The COVID-19 pandemic has had a devastating effect on businesses and the economy, resulting in massive layoffs and financial hardship for millions upon millions of Americans. However, the pandemic has also had a significant effect on the market for used cars, boosting demand and prices as buyers look for affordable alternatives to public transportation and ride sharing.
As reported recently by the New York Times, prices for used cars have risen considerably over last few months. Citing data from Edmunds.com, the New York Times reports that the average value of used cars was up more than 16 percent in July alone, while franchised car dealers sold 1.2 million used cars and trucks in June, up 22 percent compared to 2019 for the highest monthly total since 2007.
Demand for used cars is so high, some dealers are even running ads to buy used vehicles and conducting cold calls to persuade people to sell. Average prices for used car trade-ins have also risen considerably.
“Used cars are supposed to depreciate, but I’d look up the book value of a car on the lot and see it was higher than at the beginning of the month,” said president of Silko Honda in Raynham, Massachusetts, Adam Silverleib. “I’ve never seen that before.”
While the boom in used car sales is undoubtedly carried by buyers’ hesitation to use ride sharing services and public transportation amid the COVID-19 pandemic, there are other factors as well, such as the steady rise in new car prices. These days, new cars sales average at about $38,000.
Add in widespread production stoppages, and available inventory is down as well. General Motors, for example, halted North American production operations in March, and is still struggling to fill shifts over fears stemming from rises in COVID-19 cases. GM sales were down 34 percent in Q2 of 2020.
What’s more, used cars are, in general, more reliable than previous generations of vehicles, making them more attractive for buyers looking for alternative transportation.

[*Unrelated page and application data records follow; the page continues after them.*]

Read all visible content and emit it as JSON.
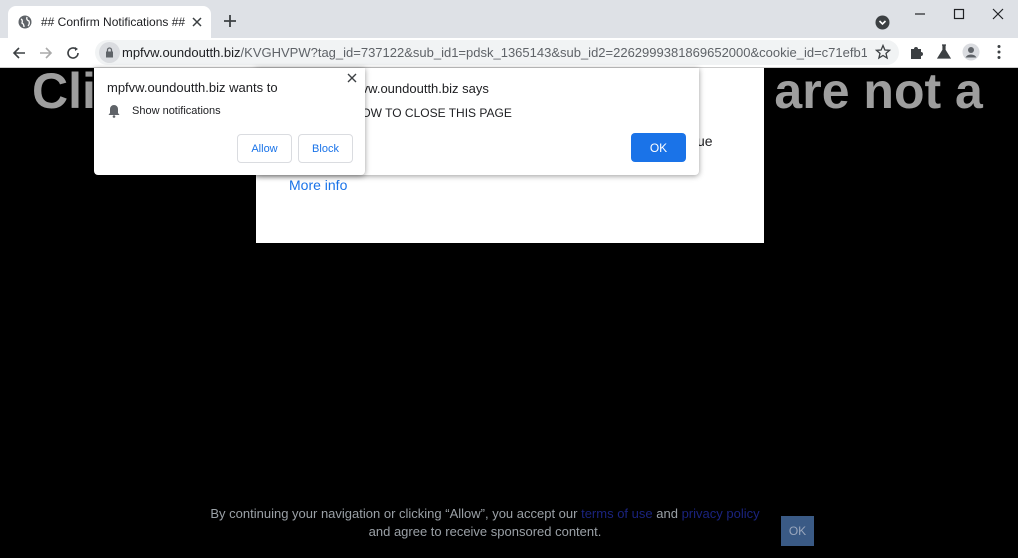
{
  "tab": {
    "title": "## Confirm Notifications ##"
  },
  "omnibox": {
    "host": "mpfvw.oundoutth.biz",
    "path": "/KVGHVPW?tag_id=737122&sub_id1=pdsk_1365143&sub_id2=2262999381869652000&cookie_id=c71efb18-ed4c-4e..."
  },
  "icons": {
    "favicon": "globe-icon",
    "close": "close-icon",
    "new_tab": "plus-icon",
    "tab_search": "tab-search-icon",
    "minimize": "minimize-icon",
    "maximize": "maximize-icon",
    "window_close": "close-icon",
    "back": "back-arrow-icon",
    "forward": "forward-arrow-icon",
    "reload": "reload-icon",
    "lock": "lock-icon",
    "bookmark": "star-icon",
    "extensions": "puzzle-icon",
    "labs": "flask-icon",
    "profile": "avatar-icon",
    "menu": "kebab-menu-icon",
    "bell": "bell-icon"
  },
  "page": {
    "headline_left": "Cli",
    "headline_right": "u are not a",
    "card_partial": "ue",
    "more_info": "More info"
  },
  "alert": {
    "title": "mpfvw.oundoutth.biz says",
    "message": "ALLOW TO CLOSE THIS PAGE",
    "ok_label": "OK"
  },
  "permission": {
    "title": "mpfvw.oundoutth.biz wants to",
    "item": "Show notifications",
    "allow_label": "Allow",
    "block_label": "Block"
  },
  "consent": {
    "text1": "By continuing your navigation or clicking “Allow”, you accept our",
    "link1": "terms of use",
    "and": "and",
    "link2": "privacy policy",
    "text2": "and agree to receive sponsored content.",
    "ok_label": "OK"
  },
  "colors": {
    "accent": "#1a73e8",
    "page_bg": "#000000",
    "headline": "#9e9e9e"
  }
}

For now, it’s unclear where the used car market will head, especially with the uncertainty surrounding the COVID-19 pandemic heading into the fall. However, as the New York Times points out, right now is a great time to trade in a used car.